> _Activity_
How many lines in the records below contain the word "Select"? Answer with the number only.

(Dataset rows for apps and sites)
*** Block opens ***
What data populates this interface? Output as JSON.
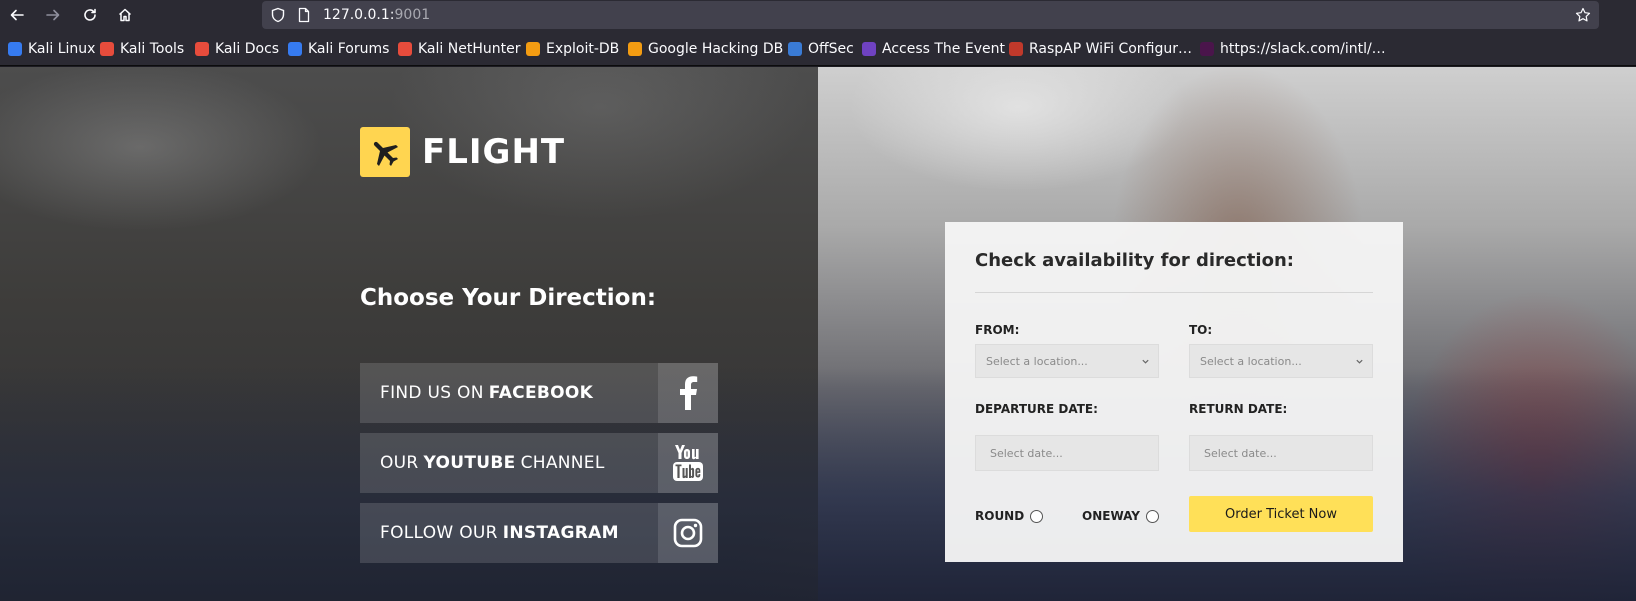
{
  "browser": {
    "url_host": "127.0.0.1:",
    "url_port": "9001",
    "bookmarks": [
      {
        "label": "Kali Linux",
        "icon": "kali-dragon-icon",
        "color": "#367bf0"
      },
      {
        "label": "Kali Tools",
        "icon": "kali-tools-icon",
        "color": "#e74c3c"
      },
      {
        "label": "Kali Docs",
        "icon": "kali-docs-icon",
        "color": "#e74c3c"
      },
      {
        "label": "Kali Forums",
        "icon": "kali-forums-icon",
        "color": "#367bf0"
      },
      {
        "label": "Kali NetHunter",
        "icon": "kali-nethunter-icon",
        "color": "#e74c3c"
      },
      {
        "label": "Exploit-DB",
        "icon": "exploit-db-icon",
        "color": "#f39c12"
      },
      {
        "label": "Google Hacking DB",
        "icon": "google-hacking-db-icon",
        "color": "#f39c12"
      },
      {
        "label": "OffSec",
        "icon": "offsec-icon",
        "color": "#3a7bd5"
      },
      {
        "label": "Access The Event",
        "icon": "access-event-icon",
        "color": "#6f42c1"
      },
      {
        "label": "RaspAP WiFi Configur…",
        "icon": "raspap-icon",
        "color": "#c0392b"
      },
      {
        "label": "https://slack.com/intl/…",
        "icon": "slack-icon",
        "color": "#4a154b"
      }
    ]
  },
  "site": {
    "logo_text": "FLIGHT",
    "accent_color": "#ffd550",
    "choose_title": "Choose Your Direction:",
    "social": [
      {
        "prefix": "FIND US ON",
        "bold": "FACEBOOK",
        "suffix": "",
        "icon": "facebook-icon"
      },
      {
        "prefix": "OUR",
        "bold": "YOUTUBE",
        "suffix": "CHANNEL",
        "icon": "youtube-icon"
      },
      {
        "prefix": "FOLLOW OUR",
        "bold": "INSTAGRAM",
        "suffix": "",
        "icon": "instagram-icon"
      }
    ]
  },
  "booking": {
    "title": "Check availability for direction:",
    "from_label": "FROM:",
    "to_label": "TO:",
    "from_placeholder": "Select a location...",
    "to_placeholder": "Select a location...",
    "departure_label": "DEPARTURE DATE:",
    "return_label": "RETURN DATE:",
    "departure_placeholder": "Select date...",
    "return_placeholder": "Select date...",
    "round_label": "ROUND",
    "oneway_label": "ONEWAY",
    "order_button": "Order Ticket Now",
    "button_color": "#ffe058"
  }
}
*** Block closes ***
> _Response_
4